== Segment start ==

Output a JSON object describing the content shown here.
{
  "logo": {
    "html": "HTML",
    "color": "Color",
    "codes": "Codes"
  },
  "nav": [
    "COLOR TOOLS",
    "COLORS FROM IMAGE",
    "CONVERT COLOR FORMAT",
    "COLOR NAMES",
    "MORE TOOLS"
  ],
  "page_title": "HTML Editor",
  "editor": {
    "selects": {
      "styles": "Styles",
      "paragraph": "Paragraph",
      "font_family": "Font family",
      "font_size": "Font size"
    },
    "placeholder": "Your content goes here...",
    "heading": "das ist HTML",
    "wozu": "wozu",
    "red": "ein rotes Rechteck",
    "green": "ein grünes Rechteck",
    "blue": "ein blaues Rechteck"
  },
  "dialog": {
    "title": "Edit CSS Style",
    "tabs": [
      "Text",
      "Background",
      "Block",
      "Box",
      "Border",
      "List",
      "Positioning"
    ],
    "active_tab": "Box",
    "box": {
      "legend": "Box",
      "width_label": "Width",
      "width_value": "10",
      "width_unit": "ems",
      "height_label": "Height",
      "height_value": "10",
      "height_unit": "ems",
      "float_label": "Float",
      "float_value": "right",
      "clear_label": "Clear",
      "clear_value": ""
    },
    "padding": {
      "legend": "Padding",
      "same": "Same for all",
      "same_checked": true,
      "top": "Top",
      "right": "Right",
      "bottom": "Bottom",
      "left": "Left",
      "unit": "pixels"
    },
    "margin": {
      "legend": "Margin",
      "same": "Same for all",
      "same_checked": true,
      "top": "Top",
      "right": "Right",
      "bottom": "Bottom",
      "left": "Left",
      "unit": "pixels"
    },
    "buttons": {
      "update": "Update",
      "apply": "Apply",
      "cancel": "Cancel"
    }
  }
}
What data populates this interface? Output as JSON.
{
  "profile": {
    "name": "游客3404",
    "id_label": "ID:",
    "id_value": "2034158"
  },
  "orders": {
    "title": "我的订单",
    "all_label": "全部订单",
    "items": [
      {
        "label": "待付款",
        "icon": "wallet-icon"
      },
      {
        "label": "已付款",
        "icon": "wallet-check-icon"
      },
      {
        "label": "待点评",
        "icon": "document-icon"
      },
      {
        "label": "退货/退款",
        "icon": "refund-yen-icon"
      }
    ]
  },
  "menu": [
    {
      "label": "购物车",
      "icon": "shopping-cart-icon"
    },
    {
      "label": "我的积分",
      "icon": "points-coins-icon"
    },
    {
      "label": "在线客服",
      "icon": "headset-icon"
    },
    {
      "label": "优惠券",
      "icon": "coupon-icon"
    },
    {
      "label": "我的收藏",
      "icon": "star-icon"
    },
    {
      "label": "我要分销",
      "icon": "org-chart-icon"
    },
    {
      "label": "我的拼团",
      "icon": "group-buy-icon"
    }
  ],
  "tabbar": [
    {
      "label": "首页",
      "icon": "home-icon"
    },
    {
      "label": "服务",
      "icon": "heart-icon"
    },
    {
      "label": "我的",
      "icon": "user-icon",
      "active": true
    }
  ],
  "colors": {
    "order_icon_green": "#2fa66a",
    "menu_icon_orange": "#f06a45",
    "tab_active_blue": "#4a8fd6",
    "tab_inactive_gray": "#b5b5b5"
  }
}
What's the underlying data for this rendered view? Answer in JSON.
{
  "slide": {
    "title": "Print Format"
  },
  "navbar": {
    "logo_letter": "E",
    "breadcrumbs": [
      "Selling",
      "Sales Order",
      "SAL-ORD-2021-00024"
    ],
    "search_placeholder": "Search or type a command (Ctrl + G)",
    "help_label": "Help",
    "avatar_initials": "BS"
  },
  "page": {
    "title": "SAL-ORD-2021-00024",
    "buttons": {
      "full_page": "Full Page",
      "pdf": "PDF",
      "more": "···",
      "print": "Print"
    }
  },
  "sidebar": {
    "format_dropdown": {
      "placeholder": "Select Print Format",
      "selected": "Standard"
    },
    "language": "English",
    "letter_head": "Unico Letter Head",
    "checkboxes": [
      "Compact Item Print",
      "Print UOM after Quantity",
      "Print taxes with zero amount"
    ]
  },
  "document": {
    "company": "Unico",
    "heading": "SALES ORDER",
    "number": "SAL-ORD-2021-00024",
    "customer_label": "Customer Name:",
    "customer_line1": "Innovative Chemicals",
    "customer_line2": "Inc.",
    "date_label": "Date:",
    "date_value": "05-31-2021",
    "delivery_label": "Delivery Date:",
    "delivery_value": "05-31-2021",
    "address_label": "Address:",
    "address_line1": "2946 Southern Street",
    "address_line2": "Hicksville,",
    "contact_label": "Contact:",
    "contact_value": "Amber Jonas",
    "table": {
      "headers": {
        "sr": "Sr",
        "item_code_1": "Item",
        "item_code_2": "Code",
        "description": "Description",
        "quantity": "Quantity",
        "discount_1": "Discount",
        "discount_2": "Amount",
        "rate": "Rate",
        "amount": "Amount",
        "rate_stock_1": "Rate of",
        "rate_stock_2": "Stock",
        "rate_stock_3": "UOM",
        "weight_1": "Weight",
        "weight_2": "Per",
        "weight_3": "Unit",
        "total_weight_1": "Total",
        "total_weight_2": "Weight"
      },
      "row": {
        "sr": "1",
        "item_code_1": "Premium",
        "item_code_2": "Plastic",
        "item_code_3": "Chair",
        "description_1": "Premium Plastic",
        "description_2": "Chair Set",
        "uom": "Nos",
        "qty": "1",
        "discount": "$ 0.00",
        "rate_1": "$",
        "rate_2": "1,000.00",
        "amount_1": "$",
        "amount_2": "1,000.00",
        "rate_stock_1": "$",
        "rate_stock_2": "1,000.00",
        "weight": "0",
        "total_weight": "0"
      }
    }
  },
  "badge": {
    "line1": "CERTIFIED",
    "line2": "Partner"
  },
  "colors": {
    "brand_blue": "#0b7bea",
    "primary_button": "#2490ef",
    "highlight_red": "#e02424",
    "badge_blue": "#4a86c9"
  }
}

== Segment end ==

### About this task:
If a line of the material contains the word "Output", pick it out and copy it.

### Answer to this problem:
Output a JSON object describing the content shown here.
What data populates this interface? Output as JSON.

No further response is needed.